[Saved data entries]
:::::
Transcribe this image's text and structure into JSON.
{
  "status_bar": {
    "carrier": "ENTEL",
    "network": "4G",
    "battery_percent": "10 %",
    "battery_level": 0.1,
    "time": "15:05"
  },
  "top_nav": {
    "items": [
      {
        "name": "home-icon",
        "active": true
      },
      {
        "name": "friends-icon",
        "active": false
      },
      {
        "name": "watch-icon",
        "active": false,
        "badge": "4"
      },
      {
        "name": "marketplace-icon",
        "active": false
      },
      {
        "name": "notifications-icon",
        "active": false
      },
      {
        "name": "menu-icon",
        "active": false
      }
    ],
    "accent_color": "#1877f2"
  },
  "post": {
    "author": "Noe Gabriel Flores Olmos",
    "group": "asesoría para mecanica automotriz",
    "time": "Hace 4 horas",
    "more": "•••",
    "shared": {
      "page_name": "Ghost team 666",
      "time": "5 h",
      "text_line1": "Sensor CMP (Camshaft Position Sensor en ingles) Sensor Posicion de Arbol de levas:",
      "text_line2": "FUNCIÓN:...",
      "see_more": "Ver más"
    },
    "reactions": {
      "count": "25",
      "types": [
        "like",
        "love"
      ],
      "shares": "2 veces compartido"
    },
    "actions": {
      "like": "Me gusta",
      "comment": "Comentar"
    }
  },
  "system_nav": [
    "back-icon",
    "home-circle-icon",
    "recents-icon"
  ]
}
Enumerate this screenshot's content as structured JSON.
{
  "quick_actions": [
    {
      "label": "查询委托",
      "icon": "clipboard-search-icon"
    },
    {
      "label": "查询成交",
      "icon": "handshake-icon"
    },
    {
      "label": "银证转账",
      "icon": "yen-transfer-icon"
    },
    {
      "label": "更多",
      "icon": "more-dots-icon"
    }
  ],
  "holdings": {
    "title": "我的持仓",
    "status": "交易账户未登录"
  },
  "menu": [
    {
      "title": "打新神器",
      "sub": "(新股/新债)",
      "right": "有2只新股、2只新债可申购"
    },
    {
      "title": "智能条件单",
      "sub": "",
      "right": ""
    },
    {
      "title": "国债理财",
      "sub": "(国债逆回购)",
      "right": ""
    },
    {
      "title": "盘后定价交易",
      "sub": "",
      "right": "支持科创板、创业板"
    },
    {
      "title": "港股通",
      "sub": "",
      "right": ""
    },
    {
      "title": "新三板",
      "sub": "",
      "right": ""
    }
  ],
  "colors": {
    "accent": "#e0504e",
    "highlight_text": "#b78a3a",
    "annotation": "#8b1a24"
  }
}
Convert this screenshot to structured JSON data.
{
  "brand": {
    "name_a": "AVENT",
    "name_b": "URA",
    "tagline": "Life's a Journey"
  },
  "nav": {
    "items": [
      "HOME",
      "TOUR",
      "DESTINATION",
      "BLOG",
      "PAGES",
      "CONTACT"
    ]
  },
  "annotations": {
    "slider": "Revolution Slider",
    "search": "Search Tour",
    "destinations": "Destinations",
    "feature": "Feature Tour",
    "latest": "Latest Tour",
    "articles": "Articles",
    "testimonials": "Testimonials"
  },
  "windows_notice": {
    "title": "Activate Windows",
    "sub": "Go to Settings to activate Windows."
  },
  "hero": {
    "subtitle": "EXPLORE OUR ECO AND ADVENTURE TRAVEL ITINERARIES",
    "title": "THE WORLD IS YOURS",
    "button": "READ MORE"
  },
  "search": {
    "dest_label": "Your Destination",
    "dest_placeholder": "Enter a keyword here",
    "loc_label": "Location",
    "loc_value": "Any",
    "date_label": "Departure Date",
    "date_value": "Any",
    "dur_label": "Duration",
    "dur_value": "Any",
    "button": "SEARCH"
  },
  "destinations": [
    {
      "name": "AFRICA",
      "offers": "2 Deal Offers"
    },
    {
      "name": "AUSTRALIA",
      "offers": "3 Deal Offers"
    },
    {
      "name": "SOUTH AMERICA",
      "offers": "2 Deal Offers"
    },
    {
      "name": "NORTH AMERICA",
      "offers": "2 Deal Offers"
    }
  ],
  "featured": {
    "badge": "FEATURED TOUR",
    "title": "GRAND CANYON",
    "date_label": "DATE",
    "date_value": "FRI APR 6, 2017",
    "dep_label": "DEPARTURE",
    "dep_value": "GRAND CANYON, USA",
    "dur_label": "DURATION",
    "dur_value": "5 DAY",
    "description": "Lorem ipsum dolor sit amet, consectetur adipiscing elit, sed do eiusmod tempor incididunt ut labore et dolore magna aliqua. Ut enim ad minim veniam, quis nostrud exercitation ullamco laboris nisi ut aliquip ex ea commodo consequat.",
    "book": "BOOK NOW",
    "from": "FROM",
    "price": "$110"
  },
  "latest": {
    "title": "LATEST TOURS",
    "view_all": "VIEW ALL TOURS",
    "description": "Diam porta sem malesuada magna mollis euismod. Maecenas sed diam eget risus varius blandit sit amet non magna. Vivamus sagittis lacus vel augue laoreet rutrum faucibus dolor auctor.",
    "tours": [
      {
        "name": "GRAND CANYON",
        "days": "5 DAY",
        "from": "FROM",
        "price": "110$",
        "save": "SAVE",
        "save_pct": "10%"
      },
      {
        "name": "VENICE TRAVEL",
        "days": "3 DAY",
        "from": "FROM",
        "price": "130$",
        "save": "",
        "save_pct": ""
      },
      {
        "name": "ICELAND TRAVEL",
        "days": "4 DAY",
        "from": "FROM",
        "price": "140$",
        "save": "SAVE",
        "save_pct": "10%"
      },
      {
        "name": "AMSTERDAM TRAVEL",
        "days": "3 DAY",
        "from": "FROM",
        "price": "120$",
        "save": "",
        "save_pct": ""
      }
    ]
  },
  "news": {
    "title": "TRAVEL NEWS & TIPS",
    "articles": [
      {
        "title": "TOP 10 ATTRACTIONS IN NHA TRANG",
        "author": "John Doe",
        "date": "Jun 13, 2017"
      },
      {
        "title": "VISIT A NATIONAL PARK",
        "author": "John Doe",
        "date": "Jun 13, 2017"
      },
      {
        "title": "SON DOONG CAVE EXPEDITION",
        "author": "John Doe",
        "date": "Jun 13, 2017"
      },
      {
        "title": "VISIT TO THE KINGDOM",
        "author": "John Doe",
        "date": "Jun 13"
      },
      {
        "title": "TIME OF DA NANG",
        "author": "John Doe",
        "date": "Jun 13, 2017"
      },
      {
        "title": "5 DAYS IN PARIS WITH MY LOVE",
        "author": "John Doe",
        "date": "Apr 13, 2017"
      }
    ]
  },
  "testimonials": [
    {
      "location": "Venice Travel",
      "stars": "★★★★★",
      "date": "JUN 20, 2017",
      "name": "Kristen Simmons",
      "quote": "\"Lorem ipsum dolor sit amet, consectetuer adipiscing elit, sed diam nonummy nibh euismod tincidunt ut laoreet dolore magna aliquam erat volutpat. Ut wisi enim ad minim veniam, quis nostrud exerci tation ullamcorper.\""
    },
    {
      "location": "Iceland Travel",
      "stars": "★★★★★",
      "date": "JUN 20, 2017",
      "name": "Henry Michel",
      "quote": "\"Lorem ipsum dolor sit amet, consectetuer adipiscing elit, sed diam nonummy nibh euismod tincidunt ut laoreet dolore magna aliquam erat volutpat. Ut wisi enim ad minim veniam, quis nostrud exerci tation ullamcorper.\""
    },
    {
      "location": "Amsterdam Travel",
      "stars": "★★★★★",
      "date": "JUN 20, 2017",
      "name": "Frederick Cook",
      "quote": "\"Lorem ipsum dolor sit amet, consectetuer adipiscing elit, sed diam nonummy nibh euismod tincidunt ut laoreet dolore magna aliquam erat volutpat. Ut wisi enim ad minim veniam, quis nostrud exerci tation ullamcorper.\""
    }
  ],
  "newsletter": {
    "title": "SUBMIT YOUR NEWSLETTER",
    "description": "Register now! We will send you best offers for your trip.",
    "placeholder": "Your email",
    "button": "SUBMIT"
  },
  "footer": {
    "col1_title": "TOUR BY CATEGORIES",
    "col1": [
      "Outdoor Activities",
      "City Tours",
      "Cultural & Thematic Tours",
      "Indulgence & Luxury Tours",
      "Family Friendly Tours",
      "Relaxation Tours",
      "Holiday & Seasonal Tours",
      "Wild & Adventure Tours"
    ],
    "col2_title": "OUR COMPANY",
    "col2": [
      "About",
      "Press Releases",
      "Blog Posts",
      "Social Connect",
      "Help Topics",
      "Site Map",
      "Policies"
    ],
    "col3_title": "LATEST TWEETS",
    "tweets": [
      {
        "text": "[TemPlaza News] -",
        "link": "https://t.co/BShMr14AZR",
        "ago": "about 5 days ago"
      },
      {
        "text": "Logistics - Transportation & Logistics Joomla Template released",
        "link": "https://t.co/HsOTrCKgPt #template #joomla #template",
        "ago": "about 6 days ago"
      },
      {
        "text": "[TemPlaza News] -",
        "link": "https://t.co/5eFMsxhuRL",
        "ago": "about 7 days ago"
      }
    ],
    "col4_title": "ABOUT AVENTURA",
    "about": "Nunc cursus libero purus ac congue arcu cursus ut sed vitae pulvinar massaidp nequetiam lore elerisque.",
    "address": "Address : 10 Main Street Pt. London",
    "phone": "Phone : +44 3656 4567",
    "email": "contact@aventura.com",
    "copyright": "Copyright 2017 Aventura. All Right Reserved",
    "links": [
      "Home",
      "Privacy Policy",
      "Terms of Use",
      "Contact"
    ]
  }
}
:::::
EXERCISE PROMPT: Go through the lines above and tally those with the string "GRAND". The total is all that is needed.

ANSWER TO THE EXERCISE: 3